Elizabeth, NJ – June 28, 2022–Something about Jack Esposito’s job makes him excited to be there every day. From the music and cheers booming through the stadium to the way the lights flicker when a player hits a home run, his love of baseball makes the position a natural fit.
Esposito has been working as a janitor at the Somerset Patriots Baseball TD Bank Ballpark for eight years. He is one of many people with developmental disabilities who work in the United States, but hundreds of thousands of eligible people are still looking for jobs and the critical money and autonomy they generate.
“My job helps me get money so I can pay for things every day, like my phone bill,” Esposito said. “I love this stadium and I love the fans.”
People with developmental disabilities have a much higher unemployment rate than the general population. The national unemployment rate for people with disabilities was 10.1 percent in 2021 compared to about 3.9 percent unemployment among the total population. The statistics for those with developmental disabilities, however, can be difficult to pin down. A survey commissioned by Special Olympics found in 2013 that 21 percent of working age adults with developmental disabilities were unemployed, and only 34 percent were employed.
What people with different abilities can do depends not just on their abilities and training, but also the opportunities they are able to access. That means employers taking responsibility to fairly consider all applicants.
“We’re an equal opportunity employer, so we don’t discriminate against anybody, no matter what their ability or disability is,” said Bryan Iwicki, Esposito’s supervisor. “We just find kids we like and Jack we kind of fell in love with. He had a cool story that he worked with a [school] baseball team and all the kids loved him. He just worked out to be a great kid here on the staff. He comes in and always has a lot of energy; he’s always excited and cheering for the team.”
Community Access Unlimited provides employment and training services to help members with disabilities be successful at work, and connects with employers to find the right jobs for them. Services include job coaching and supported employment, prevocational training, career planning, and an internship program.
Like Esposito, Jennifer Brown is a loyal employee with a long tenure at her job at Shoprite. Both Esposito and Brown have a CAU job coach who visits them at work to help them with any questions or challenges they may have on the job.
Brown echoed that working improves her quality of life and increases her independence.
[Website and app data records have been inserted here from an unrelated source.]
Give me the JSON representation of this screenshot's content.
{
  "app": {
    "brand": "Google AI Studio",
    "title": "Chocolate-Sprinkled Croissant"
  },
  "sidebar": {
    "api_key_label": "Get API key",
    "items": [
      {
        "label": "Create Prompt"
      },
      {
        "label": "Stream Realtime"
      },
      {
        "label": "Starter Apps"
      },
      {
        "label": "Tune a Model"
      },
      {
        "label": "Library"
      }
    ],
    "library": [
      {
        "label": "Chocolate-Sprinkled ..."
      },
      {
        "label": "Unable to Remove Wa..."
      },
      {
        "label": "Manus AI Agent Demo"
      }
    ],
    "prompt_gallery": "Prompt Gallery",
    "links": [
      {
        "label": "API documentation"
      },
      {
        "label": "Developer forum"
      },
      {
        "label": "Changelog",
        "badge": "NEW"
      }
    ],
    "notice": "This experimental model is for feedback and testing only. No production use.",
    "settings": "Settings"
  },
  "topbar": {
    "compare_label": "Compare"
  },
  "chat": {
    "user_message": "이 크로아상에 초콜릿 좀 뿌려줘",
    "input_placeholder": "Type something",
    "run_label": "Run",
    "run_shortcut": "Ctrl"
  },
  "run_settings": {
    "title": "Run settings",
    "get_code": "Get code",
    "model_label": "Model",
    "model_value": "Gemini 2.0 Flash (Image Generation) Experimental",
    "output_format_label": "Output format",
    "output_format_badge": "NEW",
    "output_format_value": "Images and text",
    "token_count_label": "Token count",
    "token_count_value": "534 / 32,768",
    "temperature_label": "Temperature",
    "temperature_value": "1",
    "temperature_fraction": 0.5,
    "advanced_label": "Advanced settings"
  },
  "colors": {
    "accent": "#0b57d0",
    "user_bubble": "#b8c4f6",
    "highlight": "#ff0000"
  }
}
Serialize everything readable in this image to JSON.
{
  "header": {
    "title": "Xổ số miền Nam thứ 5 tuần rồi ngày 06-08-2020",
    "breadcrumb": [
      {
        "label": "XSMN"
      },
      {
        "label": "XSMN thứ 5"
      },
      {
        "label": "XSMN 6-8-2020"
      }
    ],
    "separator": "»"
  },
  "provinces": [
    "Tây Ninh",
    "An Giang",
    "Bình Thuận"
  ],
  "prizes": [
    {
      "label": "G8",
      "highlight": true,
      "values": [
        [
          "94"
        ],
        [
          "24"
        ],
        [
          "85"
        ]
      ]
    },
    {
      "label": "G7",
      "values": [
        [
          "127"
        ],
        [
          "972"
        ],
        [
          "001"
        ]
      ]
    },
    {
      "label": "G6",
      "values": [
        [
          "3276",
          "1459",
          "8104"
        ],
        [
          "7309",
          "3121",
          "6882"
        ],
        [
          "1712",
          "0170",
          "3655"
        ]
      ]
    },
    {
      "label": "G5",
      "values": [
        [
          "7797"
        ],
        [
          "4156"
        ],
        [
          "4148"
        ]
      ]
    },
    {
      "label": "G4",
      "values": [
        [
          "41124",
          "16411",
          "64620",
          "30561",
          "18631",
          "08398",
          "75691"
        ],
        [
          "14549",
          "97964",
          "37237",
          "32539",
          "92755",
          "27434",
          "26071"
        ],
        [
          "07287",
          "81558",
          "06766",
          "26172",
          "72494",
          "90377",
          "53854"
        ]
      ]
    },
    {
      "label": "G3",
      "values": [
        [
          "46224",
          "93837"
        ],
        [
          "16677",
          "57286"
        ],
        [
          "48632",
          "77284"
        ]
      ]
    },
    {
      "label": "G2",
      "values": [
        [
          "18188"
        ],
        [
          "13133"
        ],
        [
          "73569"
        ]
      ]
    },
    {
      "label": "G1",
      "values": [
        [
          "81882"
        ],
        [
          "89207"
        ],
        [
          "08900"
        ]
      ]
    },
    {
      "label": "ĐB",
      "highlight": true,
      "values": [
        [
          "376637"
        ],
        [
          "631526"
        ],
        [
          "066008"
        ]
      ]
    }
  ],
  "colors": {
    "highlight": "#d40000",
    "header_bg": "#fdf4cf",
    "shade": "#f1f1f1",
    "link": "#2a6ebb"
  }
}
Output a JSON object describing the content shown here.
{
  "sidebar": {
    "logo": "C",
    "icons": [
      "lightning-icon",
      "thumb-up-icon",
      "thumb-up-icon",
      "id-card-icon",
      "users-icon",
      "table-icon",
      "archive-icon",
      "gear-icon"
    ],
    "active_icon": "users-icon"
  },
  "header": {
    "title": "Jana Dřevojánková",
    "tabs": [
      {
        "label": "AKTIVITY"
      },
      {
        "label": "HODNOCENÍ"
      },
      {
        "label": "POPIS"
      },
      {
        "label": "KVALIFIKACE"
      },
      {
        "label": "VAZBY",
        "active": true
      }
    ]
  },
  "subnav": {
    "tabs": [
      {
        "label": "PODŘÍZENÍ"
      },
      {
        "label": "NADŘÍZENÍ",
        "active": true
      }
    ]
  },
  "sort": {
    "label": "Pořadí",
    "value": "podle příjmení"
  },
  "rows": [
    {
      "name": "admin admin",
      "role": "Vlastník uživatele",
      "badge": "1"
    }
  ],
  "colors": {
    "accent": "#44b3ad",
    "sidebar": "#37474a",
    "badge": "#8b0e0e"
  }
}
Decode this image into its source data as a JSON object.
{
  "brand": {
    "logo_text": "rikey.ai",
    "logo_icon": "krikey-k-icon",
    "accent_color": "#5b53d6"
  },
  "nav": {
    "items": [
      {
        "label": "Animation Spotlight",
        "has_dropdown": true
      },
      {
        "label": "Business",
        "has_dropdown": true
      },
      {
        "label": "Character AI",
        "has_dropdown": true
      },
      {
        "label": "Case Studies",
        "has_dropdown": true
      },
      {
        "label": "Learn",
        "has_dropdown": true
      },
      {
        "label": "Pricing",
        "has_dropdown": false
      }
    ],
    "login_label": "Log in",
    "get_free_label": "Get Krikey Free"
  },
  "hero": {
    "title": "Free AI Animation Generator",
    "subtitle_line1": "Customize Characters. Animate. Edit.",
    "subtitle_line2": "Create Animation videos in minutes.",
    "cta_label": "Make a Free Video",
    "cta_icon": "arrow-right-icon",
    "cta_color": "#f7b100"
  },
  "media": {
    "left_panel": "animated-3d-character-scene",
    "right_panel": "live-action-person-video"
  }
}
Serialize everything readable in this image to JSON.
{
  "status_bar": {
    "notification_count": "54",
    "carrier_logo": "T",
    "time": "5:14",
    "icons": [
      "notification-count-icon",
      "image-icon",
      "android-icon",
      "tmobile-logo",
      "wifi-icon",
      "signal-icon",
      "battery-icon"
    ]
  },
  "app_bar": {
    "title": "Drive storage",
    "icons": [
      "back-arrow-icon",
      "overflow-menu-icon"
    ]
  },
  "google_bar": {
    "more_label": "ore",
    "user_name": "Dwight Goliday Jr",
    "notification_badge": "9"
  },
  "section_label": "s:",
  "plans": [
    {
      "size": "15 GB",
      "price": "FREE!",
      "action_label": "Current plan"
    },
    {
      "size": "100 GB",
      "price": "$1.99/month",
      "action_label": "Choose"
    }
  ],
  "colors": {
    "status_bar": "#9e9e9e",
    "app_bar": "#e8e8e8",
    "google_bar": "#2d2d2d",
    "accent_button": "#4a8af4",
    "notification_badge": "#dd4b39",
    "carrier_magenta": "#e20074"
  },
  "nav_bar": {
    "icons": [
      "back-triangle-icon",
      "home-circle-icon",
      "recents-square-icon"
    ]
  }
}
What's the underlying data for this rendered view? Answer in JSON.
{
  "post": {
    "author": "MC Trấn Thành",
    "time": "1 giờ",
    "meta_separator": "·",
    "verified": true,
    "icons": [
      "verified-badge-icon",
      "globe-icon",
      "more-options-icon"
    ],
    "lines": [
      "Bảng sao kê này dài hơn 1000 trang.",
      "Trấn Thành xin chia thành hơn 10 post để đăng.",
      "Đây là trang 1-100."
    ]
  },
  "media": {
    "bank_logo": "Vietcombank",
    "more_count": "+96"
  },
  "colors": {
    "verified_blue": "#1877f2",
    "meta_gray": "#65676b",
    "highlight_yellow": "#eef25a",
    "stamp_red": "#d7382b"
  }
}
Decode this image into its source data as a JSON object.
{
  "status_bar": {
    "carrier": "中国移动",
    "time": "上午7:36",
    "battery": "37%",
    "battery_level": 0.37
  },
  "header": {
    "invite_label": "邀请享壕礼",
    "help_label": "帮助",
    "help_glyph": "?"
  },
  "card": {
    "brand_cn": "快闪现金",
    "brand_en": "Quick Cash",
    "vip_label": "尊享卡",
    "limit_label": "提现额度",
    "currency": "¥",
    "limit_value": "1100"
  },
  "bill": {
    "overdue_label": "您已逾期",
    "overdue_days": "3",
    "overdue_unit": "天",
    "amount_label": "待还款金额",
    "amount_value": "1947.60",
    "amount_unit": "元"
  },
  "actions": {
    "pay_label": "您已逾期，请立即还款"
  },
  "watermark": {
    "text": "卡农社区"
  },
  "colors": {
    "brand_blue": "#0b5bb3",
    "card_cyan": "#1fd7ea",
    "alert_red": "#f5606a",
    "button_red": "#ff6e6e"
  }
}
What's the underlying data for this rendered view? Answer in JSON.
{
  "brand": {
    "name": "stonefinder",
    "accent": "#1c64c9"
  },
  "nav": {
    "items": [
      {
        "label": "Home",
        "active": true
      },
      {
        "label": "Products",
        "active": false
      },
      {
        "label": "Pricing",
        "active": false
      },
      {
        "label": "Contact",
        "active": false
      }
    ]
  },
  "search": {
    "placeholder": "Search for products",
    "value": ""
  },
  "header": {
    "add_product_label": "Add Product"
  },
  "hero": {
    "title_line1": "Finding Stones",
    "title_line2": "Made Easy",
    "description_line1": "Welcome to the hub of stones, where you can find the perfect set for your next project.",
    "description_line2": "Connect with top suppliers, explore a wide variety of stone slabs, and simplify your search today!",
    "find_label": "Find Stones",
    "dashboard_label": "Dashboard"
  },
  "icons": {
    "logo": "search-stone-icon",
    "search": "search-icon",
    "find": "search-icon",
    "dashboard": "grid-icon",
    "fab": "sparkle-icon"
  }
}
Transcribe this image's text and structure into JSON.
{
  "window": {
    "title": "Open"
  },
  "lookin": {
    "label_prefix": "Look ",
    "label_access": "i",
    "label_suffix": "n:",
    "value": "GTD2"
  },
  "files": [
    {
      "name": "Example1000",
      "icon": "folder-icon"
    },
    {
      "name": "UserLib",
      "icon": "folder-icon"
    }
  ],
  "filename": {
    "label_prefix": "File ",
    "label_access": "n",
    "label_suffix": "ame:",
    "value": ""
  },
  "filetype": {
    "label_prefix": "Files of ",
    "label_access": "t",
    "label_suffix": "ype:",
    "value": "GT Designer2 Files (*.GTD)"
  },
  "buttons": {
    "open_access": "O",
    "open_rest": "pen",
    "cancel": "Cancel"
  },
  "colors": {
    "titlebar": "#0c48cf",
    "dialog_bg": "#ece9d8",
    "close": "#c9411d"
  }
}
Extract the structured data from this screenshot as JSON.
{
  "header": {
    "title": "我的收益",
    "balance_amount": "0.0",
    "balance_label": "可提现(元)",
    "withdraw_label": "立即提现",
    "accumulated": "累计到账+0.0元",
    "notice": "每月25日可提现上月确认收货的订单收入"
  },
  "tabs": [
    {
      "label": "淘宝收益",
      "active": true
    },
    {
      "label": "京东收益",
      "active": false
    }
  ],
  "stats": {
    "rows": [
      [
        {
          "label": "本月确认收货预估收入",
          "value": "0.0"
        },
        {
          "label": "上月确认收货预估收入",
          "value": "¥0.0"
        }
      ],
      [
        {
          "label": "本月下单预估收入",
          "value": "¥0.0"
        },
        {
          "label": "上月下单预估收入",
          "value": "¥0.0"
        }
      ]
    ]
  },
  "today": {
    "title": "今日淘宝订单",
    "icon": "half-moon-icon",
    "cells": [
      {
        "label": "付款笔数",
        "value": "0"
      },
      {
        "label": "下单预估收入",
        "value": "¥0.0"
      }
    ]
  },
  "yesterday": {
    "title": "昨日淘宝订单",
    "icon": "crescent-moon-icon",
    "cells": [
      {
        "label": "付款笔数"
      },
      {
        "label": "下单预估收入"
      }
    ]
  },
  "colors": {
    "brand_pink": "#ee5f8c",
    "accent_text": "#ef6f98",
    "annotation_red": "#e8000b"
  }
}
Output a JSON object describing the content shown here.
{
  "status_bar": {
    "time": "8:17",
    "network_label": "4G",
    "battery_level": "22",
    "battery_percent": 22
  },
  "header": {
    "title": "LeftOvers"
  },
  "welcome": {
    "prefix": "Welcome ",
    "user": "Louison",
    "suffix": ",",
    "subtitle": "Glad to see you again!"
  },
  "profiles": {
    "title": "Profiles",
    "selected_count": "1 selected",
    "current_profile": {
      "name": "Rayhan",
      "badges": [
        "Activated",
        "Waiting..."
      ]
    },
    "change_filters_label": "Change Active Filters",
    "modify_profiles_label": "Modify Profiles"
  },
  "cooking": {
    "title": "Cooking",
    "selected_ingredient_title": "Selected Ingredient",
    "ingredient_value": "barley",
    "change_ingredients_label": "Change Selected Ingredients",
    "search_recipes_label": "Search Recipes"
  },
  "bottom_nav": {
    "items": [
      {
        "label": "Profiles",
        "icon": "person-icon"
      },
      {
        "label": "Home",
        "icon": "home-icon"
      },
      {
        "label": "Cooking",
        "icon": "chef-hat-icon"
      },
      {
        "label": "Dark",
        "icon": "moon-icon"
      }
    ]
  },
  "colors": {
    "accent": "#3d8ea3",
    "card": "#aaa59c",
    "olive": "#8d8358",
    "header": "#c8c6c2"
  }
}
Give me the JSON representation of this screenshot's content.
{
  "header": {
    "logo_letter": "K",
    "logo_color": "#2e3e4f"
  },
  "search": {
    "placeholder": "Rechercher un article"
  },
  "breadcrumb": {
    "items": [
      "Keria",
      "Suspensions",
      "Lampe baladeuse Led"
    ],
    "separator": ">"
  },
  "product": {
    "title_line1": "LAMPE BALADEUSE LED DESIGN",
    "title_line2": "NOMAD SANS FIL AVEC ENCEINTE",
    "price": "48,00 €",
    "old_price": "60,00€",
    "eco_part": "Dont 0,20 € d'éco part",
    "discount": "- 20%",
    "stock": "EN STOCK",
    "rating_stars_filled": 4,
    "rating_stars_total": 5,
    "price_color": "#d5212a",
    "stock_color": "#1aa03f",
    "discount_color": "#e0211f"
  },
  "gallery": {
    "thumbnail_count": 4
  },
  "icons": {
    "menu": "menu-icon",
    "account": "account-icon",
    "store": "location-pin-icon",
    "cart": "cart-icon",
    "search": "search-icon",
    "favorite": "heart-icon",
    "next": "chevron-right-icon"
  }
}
She has been able to save money to visit Niagara Falls this summer and is also planning a first anniversary honeymoon trip in July.
“I get my nails done and my hair cut; I go out on the weekend and do activities,” Brown said. “And I have to pay the bills like the phone bill and whatever else.”
Many employers are still hesitant to hire workers with disabilities, stating concerns over their skills, ability to work unsupervised, or simply that it could be more work to manage them, according to Sandra Lynch, who manages employment services and the community support program at CAU. The agency supports over 20 individuals with disabilities working in the community, and about 20 more CAU members are actively looking for a job.
“We really have to educate people in the statistics that people with disabilities are valuable employees,” Lynch said. “They report to work and have less callouts, they have more passion about the job and can be willing to go the extra mile.”
Beyond promoting an inclusive work environment, employers who have embraced disability as a component of their talent strategy report a 90 percent increase in retention of valued employees, 72 percent increase in employee productivity, and 45 percent increase in workplace safety, according to the U.S. Department of Labor.
The Americans with Disabilities Act requires that employers provide effective, reasonable accommodations for employees with disabilities. CAU can help employers and employees work together as a team to understand accommodation needs and find a solution. Contact firstname.lastname@example.org to learn more, or call 908-354-3040.
“As a job coach I enjoy making members feel as comfortable in their jobs as possible,” said CAU job coach Aenyae Chapman. “I let them know that it’s ok to ask questions and I can provide redirection if needed.”
Employers can also find resources on hiring people with disabilities from the Department of Labor.
About Community Access Unlimited
Community Access Unlimited (CAU), celebrating 43 years in 2022, supports people with special needs in achieving real lives in the community. CAU provides support and gives voice to adults and youth who traditionally have little support and no voice in society. CAU helps people with housing, life skills, employment, money management, socialization and civic activities. CAU also supports opportunities for advocacy through training in assertiveness, decision-making and civil rights. CAU currently serves more than 3,000 individuals and families, with the number served growing each year. For more information about CAU and its services, contact us by phone at 908.354.3040, online at www.caunj.org or by mail at 80 West Grand Street, Elizabeth, NJ 07202.